Wireless sensor networks have recently been suggested for many surveillance applications, such as object monitoring, path protection, or area coverage. Since the sensors themselves are important and critical objects in the network, a natural question is whether they need certain level of protection, so as to resist the attacks targeting on them directly. If this is necessary, then who should provide this protection, and how it can be done We refer to the above problem as self-protection, as we believe the sensors themselves are the best (and often the only) candidates to provide such protection. In this article, we for the first time present a formal study on the self-protection problems in wireless sensor networks. We show that, if we simply focus on enhancing the quality of field or object covering, the sensors might not necessarily be self-protected, which in turn makes the system extremely vulnerable. We then investigate different forms of self-protections, and show that the problems are generally NP-complete. We develop efficient approximation algorithms for centrally controlled sensors. We further extend the algorithms to fully distributed implementation, and introduce a smart sleep-scheduling algorithm that minimizes the energy consumption.

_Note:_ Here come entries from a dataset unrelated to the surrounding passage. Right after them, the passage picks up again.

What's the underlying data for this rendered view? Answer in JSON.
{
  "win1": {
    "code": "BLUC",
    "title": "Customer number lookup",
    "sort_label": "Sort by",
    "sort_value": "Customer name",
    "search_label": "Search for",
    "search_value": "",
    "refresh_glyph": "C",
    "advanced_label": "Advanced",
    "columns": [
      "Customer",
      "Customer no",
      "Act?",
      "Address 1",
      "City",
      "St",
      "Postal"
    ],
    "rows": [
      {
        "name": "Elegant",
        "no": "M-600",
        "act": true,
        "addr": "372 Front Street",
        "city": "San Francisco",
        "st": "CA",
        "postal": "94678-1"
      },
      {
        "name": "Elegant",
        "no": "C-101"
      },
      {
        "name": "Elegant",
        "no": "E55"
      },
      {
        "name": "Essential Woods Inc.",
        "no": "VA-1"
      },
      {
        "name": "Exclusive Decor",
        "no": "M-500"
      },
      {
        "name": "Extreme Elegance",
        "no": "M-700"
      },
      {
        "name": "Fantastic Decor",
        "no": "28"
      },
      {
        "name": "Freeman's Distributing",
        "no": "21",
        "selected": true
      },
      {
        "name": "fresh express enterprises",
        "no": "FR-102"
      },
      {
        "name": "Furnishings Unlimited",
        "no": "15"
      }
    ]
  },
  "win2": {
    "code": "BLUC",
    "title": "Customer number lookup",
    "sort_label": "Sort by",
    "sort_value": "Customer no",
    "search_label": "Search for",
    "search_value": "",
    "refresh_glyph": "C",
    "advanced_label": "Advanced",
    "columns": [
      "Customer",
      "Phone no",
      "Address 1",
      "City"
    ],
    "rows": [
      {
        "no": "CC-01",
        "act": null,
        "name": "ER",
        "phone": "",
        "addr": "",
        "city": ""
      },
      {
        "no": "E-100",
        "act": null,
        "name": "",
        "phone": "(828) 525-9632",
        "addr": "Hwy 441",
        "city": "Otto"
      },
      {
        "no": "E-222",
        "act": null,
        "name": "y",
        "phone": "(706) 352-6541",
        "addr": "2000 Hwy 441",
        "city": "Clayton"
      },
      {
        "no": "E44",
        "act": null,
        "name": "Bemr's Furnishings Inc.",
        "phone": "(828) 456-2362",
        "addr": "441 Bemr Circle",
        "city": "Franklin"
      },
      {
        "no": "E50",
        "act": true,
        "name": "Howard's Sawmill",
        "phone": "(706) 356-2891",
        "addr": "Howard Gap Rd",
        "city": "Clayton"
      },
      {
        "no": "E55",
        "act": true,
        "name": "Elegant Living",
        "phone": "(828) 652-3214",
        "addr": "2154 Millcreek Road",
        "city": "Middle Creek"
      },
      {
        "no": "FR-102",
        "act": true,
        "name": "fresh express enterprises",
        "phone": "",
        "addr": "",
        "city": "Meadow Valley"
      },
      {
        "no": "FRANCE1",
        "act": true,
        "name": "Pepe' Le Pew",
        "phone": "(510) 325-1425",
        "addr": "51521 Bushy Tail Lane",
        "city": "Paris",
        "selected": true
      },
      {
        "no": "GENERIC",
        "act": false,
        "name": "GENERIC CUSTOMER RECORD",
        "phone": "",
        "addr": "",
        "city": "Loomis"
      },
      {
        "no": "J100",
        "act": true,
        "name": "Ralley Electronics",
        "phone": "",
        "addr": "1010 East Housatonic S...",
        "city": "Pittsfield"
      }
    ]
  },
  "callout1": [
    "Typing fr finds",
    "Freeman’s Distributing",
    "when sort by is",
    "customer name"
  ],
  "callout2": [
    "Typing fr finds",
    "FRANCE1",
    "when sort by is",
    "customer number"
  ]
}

- Sensor networks
ASJC Scopus subject areas
- Computer Networks and Communications